Some advantages of the PRESS system include: fastest responding system-allows less suppressant; lighter weight; system designed for liquids like water; tank overpressure problem not evident; and nozzles allow directed flow of suppressant. Some disadvantages of the PRESS system include: requires large scale proof-of-concept testing; more complex system-chance for malfunction despite high reliability components; and possible expense in manufacture.
Parker Hannifin representatives stated that the PRESS technology has been shelved due to technical and funding issues.
Ionomer Self-Healing Fuel Containment
The ionic forces in ionomer plastics provide a "self healing" capability. When the plastic is destroyed at impact, it instantly reforms in a similar manner as when a bullet passes through water. This characteristic lends itself to fluid containment applications.
Current materials used in "self-sealing" backing boards adjacent to fuel tanks incur some damage (a hole) after a ballistic impact. This may allow fuel leakage into the dry bay through this hole. An ionomer backing board would be expected to "self-heal" after impact and could provide additional containment of fuel. Other potential applications include: self-healing fuel lines; self-healing hydraulics containment covers/linings; and self-healing gearbox oil containment covers/linings.
The objective is to develop and demonstrate a simple and low-cost alternative/enhancement to current self-sealing fuel cell technologies. Commercially available ionomers (properties, types and suppliers) are being investigated, materials are being acquired, the ballistic response and containment are being tested, and the analysis and results are being documented.
Recent events have demonstrated the need for cockpit hardening of aircraft. The high impact strength of ionomers also suggests possible applications in cockpit hardening. Should time and funding permit, additional testing may be conducted to evaluate ionomers' resistance to bullet impact as a function of its thickness and layers.
In most cases, fire is either the primary cause, or a contributing factor, to loss of aircraft assets. Aircraft fires are a significant cost to the Department of Defense. Methods and technologies to mitigate them or "design them out" are imperative, not only to save aircraft, but also to save lives and prevent property damage. The military fire protection community has been developing fire protection technologies for aircraft for a number of years. Most of these fire protection technologies are light weight, effective, and can be applied to military aircraft.

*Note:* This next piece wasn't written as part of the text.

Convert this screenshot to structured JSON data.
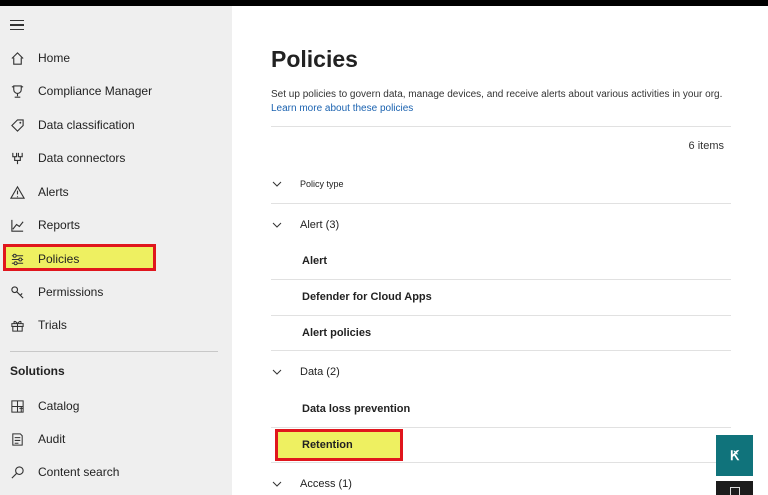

The authors extend special thanks to Joseph A. Manchor and Richard B. Mueller, both from NAWD-WD, China Lake, CA, and to Peggy Wagner, 46OG/OGM/OL-AC, Wright-Patterson Air Force Base, OH.